TASK DESCRIPTION
Report the count of lines holding "name" in the records, with no other words.

DATA RECORDS
******************************

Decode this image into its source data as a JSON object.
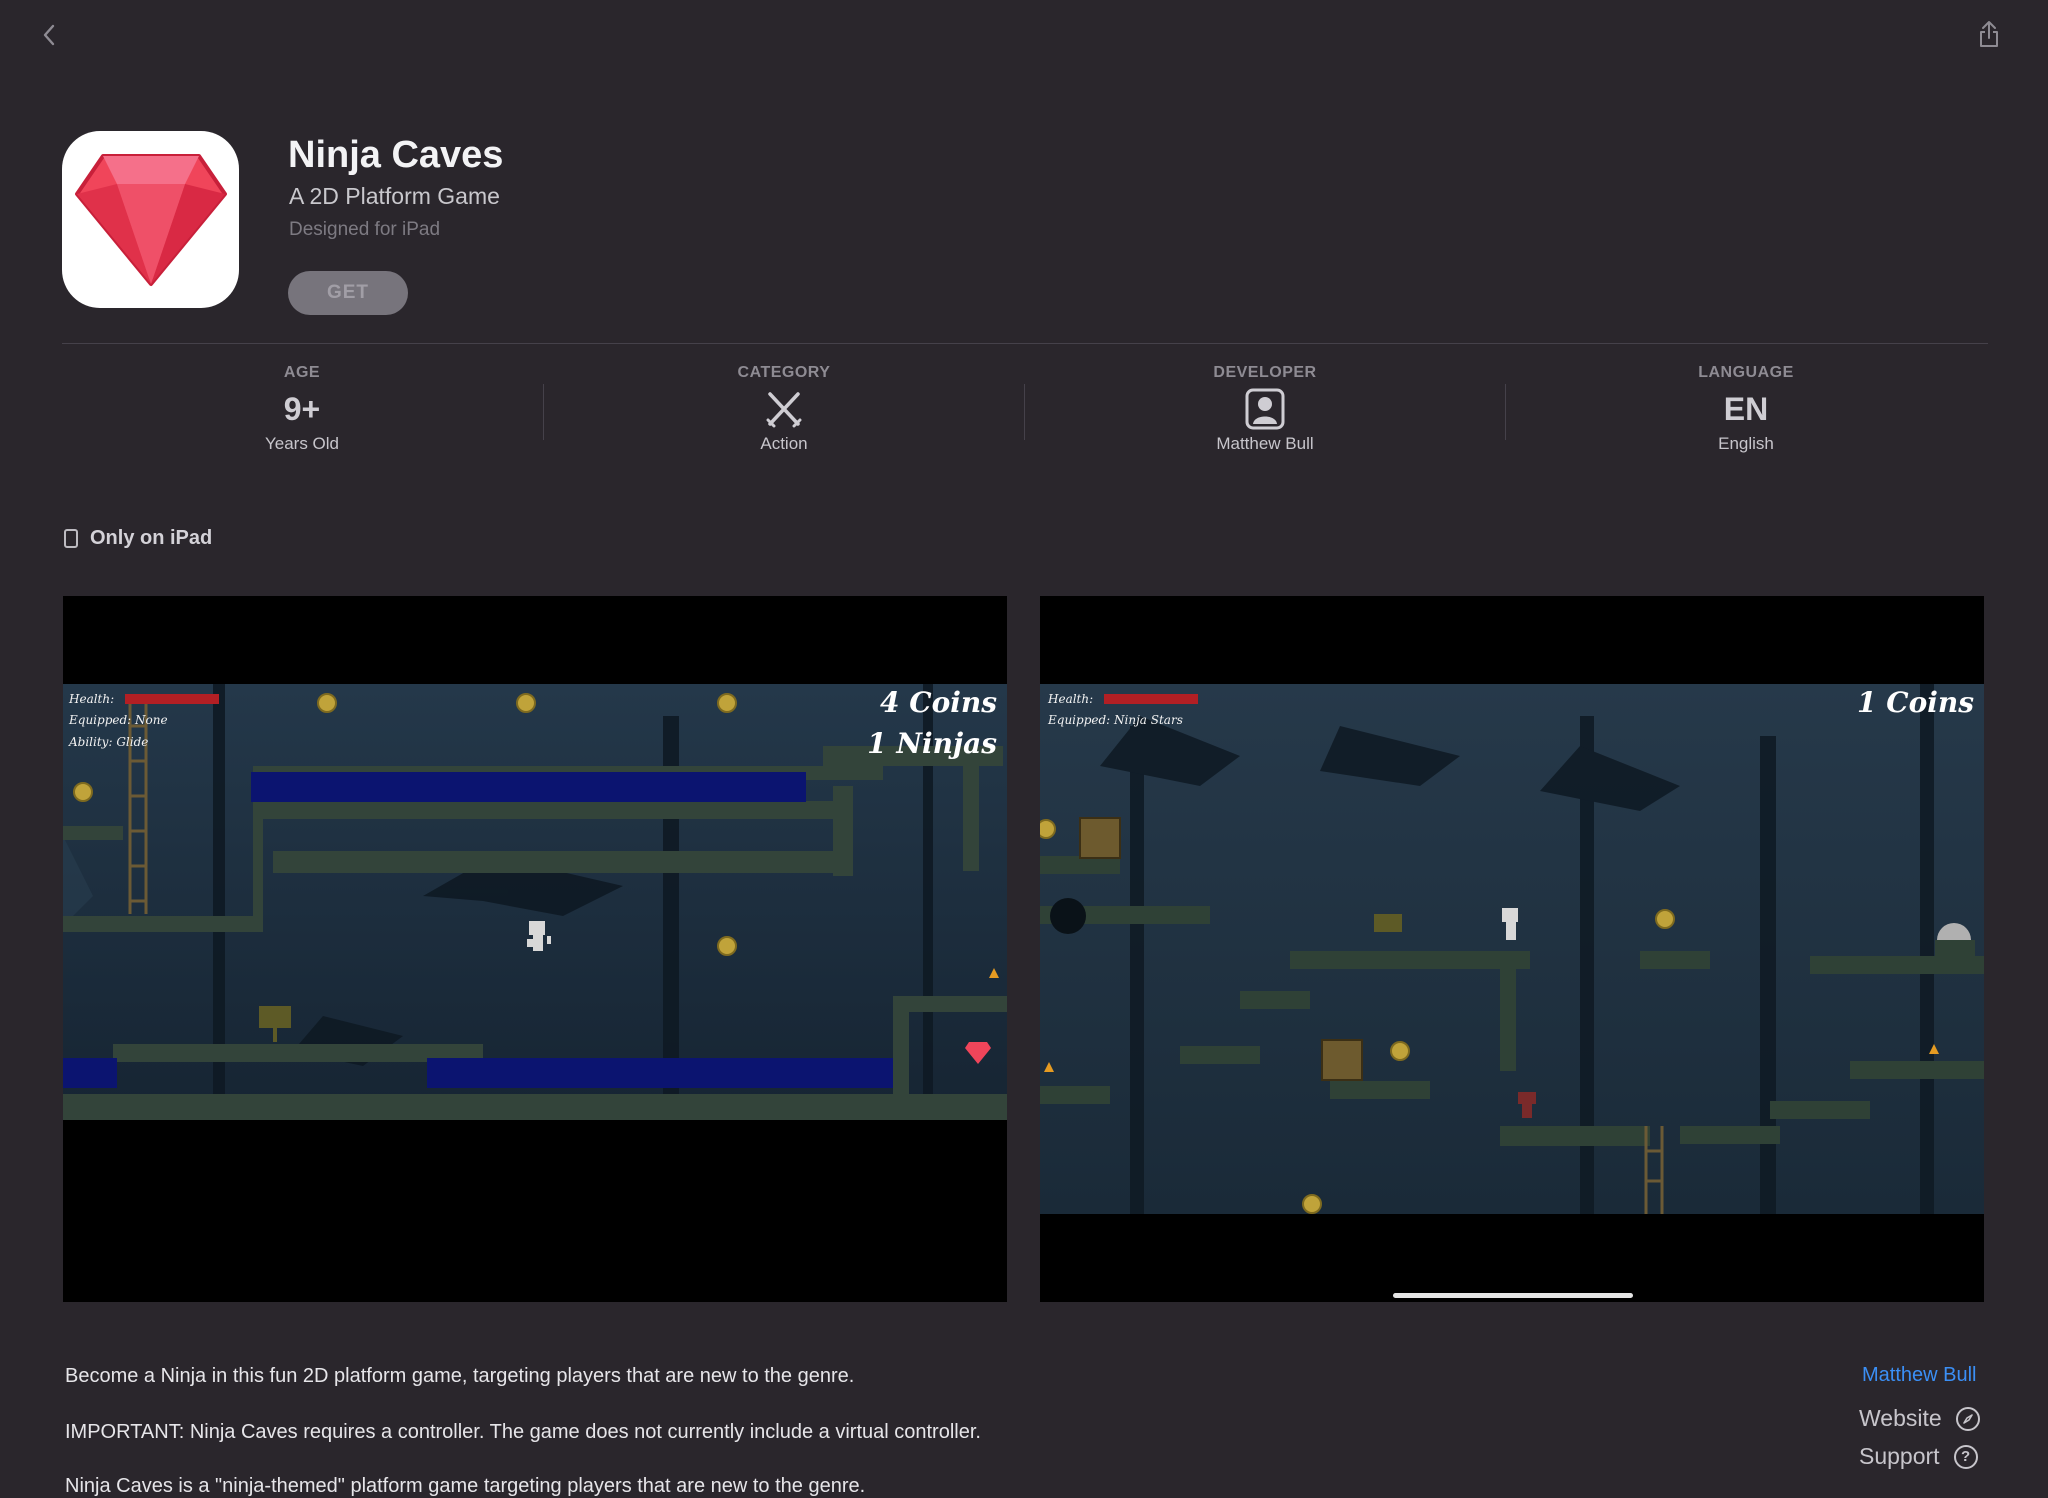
{
  "app": {
    "title": "Ninja Caves",
    "subtitle": "A 2D Platform Game",
    "designed_for": "Designed for iPad",
    "get_label": "GET"
  },
  "info": [
    {
      "label": "AGE",
      "value": "9+",
      "sub": "Years Old"
    },
    {
      "label": "CATEGORY",
      "icon": "swords-icon",
      "sub": "Action"
    },
    {
      "label": "DEVELOPER",
      "icon": "person-icon",
      "sub": "Matthew Bull"
    },
    {
      "label": "LANGUAGE",
      "value": "EN",
      "sub": "English"
    }
  ],
  "only_ipad": "Only on iPad",
  "screenshots": [
    {
      "hud": [
        "Health:",
        "Equipped: None",
        "Ability: Glide"
      ],
      "counters": [
        "4 Coins",
        "1 Ninjas"
      ]
    },
    {
      "hud": [
        "Health:",
        "Equipped: Ninja Stars"
      ],
      "counters": [
        "1 Coins"
      ]
    }
  ],
  "description": [
    "Become a Ninja in this fun 2D platform game, targeting players that are new to the genre.",
    "IMPORTANT: Ninja Caves requires a controller. The game does not currently include a virtual controller.",
    "Ninja Caves is a \"ninja-themed\" platform game targeting players that are new to the genre."
  ],
  "sidebar": {
    "developer": "Matthew Bull",
    "website": "Website",
    "support": "Support"
  },
  "colors": {
    "background": "#2a262c",
    "accent_link": "#3b8ff5",
    "gem": "#f0455a"
  }
}
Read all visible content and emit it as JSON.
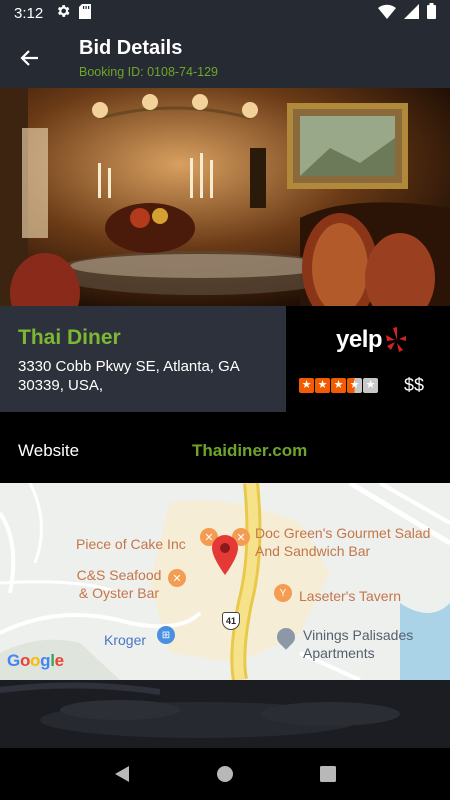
{
  "status": {
    "time": "3:12"
  },
  "header": {
    "title": "Bid Details",
    "booking_id": "Booking ID: 0108-74-129"
  },
  "venue": {
    "name": "Thai Diner",
    "address": "3330 Cobb Pkwy SE, Atlanta, GA 30339, USA,",
    "rating_stars": 3.5,
    "price": "$$",
    "yelp_label": "yelp"
  },
  "website": {
    "label": "Website",
    "link": "Thaidiner.com"
  },
  "map": {
    "places": [
      {
        "name": "Piece of Cake Inc"
      },
      {
        "name": "Doc Green's Gourmet Salad And Sandwich Bar"
      },
      {
        "name": "C&S Seafood & Oyster Bar"
      },
      {
        "name": "Laseter's Tavern"
      },
      {
        "name": "Kroger"
      },
      {
        "name": "Vinings Palisades Apartments"
      }
    ],
    "route_shield": "41",
    "attribution": "Google"
  },
  "colors": {
    "accent_green": "#6fa52b",
    "yelp_red": "#d32323",
    "star_orange": "#f15c00",
    "bar_bg": "#262a33"
  }
}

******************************

TASK RESPONSE
7